It is a very, very ugly day. Hence, the outfit right now. I know I look ridiculous.I don’t care. It is cold. I am cold. I hate it. We are back to single-digit temperatures. I am just here to check on the seedlings and that everything is looking good. And then I’m gonna head to class.

The potato beds are looking good. I am going to have to do some weeding. But that was to be expected. I mean, I did just throw the grass on there. So, I’m gonna check on my seedlings, and then we are gonna get out of here.

The seedlings were happy and healthy. Seeing them look this good almost makes me sad.

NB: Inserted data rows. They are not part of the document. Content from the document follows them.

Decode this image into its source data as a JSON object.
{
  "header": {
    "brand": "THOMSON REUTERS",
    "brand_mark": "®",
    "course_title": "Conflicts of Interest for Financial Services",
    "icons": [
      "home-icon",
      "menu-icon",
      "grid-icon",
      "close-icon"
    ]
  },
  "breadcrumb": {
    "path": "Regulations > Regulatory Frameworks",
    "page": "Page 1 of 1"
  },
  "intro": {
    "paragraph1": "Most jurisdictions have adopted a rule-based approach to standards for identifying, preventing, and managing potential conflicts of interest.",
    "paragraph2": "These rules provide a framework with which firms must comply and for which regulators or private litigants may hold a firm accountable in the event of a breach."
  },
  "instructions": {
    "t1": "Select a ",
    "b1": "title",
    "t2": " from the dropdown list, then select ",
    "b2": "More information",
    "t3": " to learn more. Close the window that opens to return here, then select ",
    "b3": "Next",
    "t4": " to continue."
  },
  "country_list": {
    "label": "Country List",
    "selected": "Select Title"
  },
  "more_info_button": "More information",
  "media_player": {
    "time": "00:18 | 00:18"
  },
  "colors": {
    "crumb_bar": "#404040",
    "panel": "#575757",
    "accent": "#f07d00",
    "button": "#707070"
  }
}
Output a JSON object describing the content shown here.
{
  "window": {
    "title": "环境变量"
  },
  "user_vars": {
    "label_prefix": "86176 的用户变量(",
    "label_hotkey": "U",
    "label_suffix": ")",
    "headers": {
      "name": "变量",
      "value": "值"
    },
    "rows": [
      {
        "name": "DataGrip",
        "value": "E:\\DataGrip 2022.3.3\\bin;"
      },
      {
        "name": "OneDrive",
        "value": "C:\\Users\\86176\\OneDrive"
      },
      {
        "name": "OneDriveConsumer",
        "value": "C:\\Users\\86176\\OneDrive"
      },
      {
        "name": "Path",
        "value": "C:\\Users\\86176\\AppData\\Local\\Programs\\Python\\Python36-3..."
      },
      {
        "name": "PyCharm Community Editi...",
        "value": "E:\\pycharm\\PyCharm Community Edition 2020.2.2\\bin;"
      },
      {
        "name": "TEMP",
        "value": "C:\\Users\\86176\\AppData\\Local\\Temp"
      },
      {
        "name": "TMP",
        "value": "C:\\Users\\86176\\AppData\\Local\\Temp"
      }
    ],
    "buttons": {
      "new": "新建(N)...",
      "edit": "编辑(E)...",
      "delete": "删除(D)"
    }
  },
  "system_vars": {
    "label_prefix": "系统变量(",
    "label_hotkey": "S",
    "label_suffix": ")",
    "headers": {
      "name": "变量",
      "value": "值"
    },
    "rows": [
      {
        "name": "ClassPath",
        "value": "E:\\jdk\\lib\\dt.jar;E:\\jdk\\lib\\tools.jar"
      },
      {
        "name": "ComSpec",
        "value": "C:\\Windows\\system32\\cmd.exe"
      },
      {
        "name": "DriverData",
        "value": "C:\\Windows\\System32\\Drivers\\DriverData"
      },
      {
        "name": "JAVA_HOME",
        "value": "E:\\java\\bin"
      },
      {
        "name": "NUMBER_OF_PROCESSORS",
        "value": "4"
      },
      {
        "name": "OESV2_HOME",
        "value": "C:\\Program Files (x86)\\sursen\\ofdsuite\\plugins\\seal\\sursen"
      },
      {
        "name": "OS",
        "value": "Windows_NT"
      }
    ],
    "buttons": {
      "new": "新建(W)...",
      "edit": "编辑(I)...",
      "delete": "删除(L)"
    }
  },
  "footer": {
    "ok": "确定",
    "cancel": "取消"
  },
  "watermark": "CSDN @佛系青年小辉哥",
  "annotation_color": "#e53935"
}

I’ll need to skip a garden day after the injury, and some of the tomatoes will look a lot less happy then. But right now, they are looking excellent. Ready for potting up but happy.

The seedlings are looking great, and I don’t even need to water.

The only thing that’s not looking good is the seed potatoes. I mean, just look at them. They are all squishy and–especially this one–are getting soft. I really need to get those in the ground. That’s going to be our next project. But first, I need to head to class.

This rain barrel being full will be my almost literal down-fall later.

Okay, I dumped all the collected water into the rain barrel and closed the rain barrel again.

There’s one more thing I want to show you before I leave and that’s the lack of a trash pile. There is no longer any trash. I’m so happy. Anyway, I really need to get going.

My husband convinced me to order the pump that goes with our tools to move the water around on the plot. I managed to untangle the very long hose and figure out the attachments for the pump. If I can’t have running water here, now I can at least move things more easily.

The hose is long enough to get to the bottom of the growing plot but I wouldn’t need to go that far now. The main point was to make room in the overflowing barrels for more rain.

I turned on the pump. The outlet was leaking a bit but I wanted to check the other end first. The water was pushing the air out of the long hose. I could have fixed the outlet first.

But a few moments later, there was water. The flow isn’t very strong through the long hose but that’s fine. We’ve got time.

Instead, I built the first part of the compost system. Pepper sneaked in again while I checked the pump.

While the water pump did its thing, I dug the final bed for the final seed potatoes. Finally!

In between, I kept checking the pump, even switched it over to the second barrel. Once the outline is cut, the process moves a lot more quickly.

I was almost done when I checked on the pump and found the battery empty. After hiding on the couch in the garden house for half an hour, I planted the potatoes.

Shock was masking the pain. I didn’t know yet how hurt I was from falling into the barrel.

I’m ashamed to say I even did some digging. Toward the end, I noticed I was favoring the injured side and hand. We can’t make good decisions under shock. I need to learn that lesson. I should not have used the hand at all until I was sure nothing was seriously damaged.

A few hours later, the hand will be in a splint. My thigh will be severely bruised. But I got lucky.

So long, and thanks for being here.